Chris Ford is the founder of Stitches 'n Dishes and editor in chief with a passion for food, photography and travel. Chris is a Media Correspondent for the Food Network TV show, Eat St, a syndicated blogger, seasoned event organizer and promoter, a food critic, a marketing consultant and Social Media Marketing expert. Chris is also a fashion and entertainment photographer. When he's not dining on the sidewalk, he's snapping photos on the catwalk.

  • Julius Droolius

    Sounds right on point! A Filipino Food Truck is about to open in Orlando. Every time I post a photo of Filipino food, readers go crazy asking where to find it. Makes me proud to have grown up on Filipino food and share my culture. Every city needs good Filipino food! Nice post!

    • StitchesnDishes

      Thanks Julius! Filipino gets my vote! It’s great to see the awesome Filipino food trucks popping up, too.
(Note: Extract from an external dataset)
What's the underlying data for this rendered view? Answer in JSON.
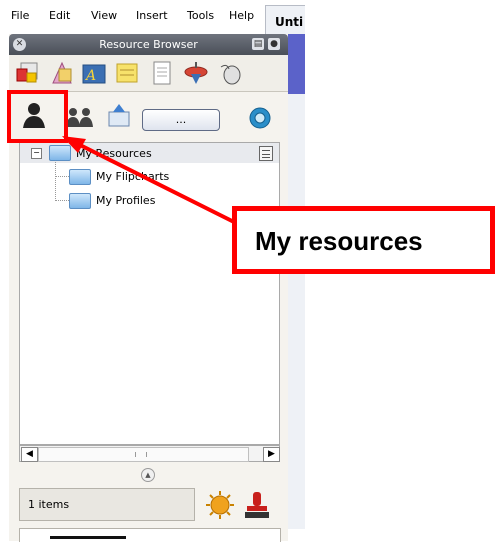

I’m planning a visit to the White Rabbit truck down here very soon!